## Information provided
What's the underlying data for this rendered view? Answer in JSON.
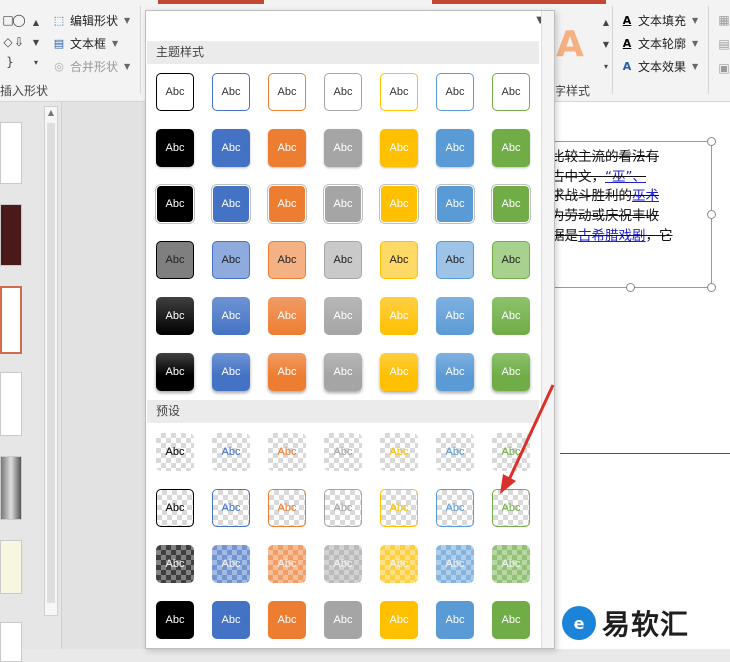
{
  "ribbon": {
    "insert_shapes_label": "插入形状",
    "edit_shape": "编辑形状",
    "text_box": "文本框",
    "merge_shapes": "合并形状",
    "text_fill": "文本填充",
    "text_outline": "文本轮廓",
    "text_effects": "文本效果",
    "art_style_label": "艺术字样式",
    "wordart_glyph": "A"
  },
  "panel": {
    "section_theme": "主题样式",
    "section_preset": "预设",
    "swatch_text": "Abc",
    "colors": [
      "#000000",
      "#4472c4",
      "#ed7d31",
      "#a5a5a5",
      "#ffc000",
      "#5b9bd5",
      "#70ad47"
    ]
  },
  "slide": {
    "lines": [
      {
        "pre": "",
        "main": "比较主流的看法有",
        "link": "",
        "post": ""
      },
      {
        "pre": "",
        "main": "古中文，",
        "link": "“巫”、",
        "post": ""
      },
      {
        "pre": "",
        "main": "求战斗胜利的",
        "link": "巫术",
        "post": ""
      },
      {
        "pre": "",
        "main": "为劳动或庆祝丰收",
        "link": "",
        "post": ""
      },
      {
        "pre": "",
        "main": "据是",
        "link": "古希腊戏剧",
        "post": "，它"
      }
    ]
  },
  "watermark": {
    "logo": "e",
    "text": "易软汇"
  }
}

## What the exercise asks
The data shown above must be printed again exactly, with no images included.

## Exercise output
What's the underlying data for this rendered view? Answer in JSON.
{
  "ribbon": {
    "insert_shapes_label": "插入形状",
    "edit_shape": "编辑形状",
    "text_box": "文本框",
    "merge_shapes": "合并形状",
    "text_fill": "文本填充",
    "text_outline": "文本轮廓",
    "text_effects": "文本效果",
    "art_style_label": "艺术字样式",
    "wordart_glyph": "A"
  },
  "panel": {
    "section_theme": "主题样式",
    "section_preset": "预设",
    "swatch_text": "Abc",
    "colors": [
      "#000000",
      "#4472c4",
      "#ed7d31",
      "#a5a5a5",
      "#ffc000",
      "#5b9bd5",
      "#70ad47"
    ]
  },
  "slide": {
    "lines": [
      {
        "pre": "",
        "main": "比较主流的看法有",
        "link": "",
        "post": ""
      },
      {
        "pre": "",
        "main": "古中文，",
        "link": "“巫”、",
        "post": ""
      },
      {
        "pre": "",
        "main": "求战斗胜利的",
        "link": "巫术",
        "post": ""
      },
      {
        "pre": "",
        "main": "为劳动或庆祝丰收",
        "link": "",
        "post": ""
      },
      {
        "pre": "",
        "main": "据是",
        "link": "古希腊戏剧",
        "post": "，它"
      }
    ]
  },
  "watermark": {
    "logo": "e",
    "text": "易软汇"
  }
}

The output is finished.